5. Language is another of the outward marks by which you will be judged and through which
you influence your prisoners. Speak plainly and clearly. Make your sentences short, simple,
positive, and direct. If you must use terms that may not be clearly understood, explain their
meaning. Avoid talking down to your prisoners.
6. It is the responsibility of the correctional supervisor to make verbal corrections when
necessary. These should be direct, dignified, and in moderate language. Immoderate language
invariably produces unfavorable results in the individual. To use profane or obscene language,
especially in giving orders, is to risk friction, resentment, quarreling, and even insubordination.
Personnel resent being sworn at by their seniors. They feel, and rightly so, that the senior has taken
unfair advantage of his authority. The same applies to any immoderate language. A bawling out is
commonly resented as a personal attack. It is, in fact, more often an expression of anger than a
proper correction. The point at issue is obscured and the matter becomes a personal clash between
individuals. Basically, profane, obscene, or other immoderate language must not be used or
7. Criticism or condemnation of an entire group should be particularly avoided. It is not likely
that you will ever have a group that will deserve a wholesale reprimand. Nothing creates
resentment so readily in a prisoner as to be included unfairly with others who may deserve
8. A correctional supervisor should be dignified by being worthy or honorable. It requires the
control of one's actions and emotions. A correctional supervisor who makes a spectacle of himself
through loudness or lack of emotional control quickly loses the respect of prisoners.
9. The leader should have the ability to make decisions promptly and to announce them in a
clear confident manner. Many situations have more than one solution. The wise leader gets all the
facts, weighs one against the other, and then calmly and quickly arrives at a sound decision.
10. The leader who has a high sense of duty will continually put forth his best efforts in an

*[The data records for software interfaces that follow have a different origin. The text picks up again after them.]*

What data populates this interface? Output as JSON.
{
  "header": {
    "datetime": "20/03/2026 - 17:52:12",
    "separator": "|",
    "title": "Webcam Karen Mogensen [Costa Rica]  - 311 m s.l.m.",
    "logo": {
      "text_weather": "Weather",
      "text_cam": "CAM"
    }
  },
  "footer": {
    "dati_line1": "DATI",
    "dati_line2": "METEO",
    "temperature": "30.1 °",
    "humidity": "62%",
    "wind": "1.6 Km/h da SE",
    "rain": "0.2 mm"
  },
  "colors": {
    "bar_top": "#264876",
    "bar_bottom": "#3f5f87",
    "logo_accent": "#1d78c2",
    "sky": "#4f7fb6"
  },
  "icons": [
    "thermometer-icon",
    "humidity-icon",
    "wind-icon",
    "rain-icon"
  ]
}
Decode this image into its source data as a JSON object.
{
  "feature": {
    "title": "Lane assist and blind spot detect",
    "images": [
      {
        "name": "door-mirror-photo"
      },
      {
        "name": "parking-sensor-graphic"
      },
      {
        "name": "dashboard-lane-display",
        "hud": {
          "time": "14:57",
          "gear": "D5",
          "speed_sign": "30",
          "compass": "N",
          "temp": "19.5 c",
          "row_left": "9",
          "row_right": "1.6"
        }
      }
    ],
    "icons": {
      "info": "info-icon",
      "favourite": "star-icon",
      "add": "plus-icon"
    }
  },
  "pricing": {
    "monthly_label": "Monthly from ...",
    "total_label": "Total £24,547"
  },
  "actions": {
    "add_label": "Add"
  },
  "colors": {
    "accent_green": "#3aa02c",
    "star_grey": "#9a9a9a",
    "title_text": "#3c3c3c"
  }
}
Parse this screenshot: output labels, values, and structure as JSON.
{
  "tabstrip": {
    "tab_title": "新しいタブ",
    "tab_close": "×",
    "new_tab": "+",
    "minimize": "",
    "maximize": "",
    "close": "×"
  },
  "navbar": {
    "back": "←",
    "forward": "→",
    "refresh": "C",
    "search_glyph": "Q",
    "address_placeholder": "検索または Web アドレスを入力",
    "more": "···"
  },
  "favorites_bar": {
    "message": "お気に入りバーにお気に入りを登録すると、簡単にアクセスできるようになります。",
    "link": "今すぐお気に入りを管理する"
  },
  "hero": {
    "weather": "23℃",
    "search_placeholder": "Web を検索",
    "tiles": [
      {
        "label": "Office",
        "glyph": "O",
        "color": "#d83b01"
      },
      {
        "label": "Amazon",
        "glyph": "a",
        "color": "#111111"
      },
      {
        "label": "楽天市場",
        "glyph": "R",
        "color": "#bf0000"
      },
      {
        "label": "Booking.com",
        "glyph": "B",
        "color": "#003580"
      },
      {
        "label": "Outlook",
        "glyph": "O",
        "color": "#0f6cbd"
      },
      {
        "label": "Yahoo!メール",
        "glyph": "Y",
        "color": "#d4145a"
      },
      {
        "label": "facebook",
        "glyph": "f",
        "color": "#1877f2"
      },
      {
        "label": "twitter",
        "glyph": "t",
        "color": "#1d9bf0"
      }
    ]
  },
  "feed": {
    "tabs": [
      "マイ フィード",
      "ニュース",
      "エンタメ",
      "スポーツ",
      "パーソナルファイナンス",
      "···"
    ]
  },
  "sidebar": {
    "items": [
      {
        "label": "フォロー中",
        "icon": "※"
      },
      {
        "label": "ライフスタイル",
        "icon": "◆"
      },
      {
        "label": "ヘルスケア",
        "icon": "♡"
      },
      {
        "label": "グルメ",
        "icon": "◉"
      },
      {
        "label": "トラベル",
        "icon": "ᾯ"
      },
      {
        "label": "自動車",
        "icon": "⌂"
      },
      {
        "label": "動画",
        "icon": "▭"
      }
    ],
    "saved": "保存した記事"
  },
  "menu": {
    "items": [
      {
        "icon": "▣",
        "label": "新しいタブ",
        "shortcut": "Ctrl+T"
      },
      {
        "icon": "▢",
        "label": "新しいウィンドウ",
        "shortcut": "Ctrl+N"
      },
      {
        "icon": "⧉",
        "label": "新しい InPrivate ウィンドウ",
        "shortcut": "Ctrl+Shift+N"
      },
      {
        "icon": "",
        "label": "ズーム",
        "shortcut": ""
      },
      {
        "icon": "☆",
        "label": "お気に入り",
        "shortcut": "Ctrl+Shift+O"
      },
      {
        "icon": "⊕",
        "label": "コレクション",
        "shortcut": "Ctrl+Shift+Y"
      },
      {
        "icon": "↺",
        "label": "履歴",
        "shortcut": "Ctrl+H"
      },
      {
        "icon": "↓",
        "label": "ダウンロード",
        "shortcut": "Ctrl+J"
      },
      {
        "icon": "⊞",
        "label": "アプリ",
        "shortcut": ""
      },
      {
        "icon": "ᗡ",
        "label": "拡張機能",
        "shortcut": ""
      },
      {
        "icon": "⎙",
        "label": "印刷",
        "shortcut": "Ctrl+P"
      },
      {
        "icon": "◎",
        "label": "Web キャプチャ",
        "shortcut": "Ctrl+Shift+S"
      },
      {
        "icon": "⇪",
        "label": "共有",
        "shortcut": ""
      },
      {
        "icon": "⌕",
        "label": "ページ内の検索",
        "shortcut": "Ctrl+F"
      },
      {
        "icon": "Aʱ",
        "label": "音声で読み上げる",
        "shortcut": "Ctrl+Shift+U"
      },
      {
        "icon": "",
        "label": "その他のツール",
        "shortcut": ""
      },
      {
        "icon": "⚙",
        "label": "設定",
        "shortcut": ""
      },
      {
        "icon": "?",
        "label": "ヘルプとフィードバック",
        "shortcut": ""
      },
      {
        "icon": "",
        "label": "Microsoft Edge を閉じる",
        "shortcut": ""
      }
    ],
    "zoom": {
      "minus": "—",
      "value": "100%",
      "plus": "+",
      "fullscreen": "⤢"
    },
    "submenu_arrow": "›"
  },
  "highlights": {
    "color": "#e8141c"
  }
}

attempt to achieve the highest standards of performance. He performs his duties to the best of his
abilities and does not make excuses for shortfalls.
11. In confinement and correctional facilities, the stakes are too high to place prisoners in the
hands of personnel with questionable integrity. Decisions must be made that affect the future lives
of prisoners. There must be the assumption that information and reports submitted concerning
prisoners are absolutely truthful. There is no compromise. The military profession does not permit
the slightest deviation from the highest standards of personal integrity.
12. As a correctional supervisor you may be called upon to render recommendations in matters
of clemency and punishment. Your decisions are a test of your fairness. It takes a long time to
build up a reputation for being fair. One thoughtless error or injustice can destroy a good reputation
that took months to establish.
1. IPC skills directly influence attitudes and behaviors. To develop these skills you must
understand what makes people respond to others and behave as they do. A person's response to
another person's behavior can be influenced by age, race, experience, training, the behavior itself,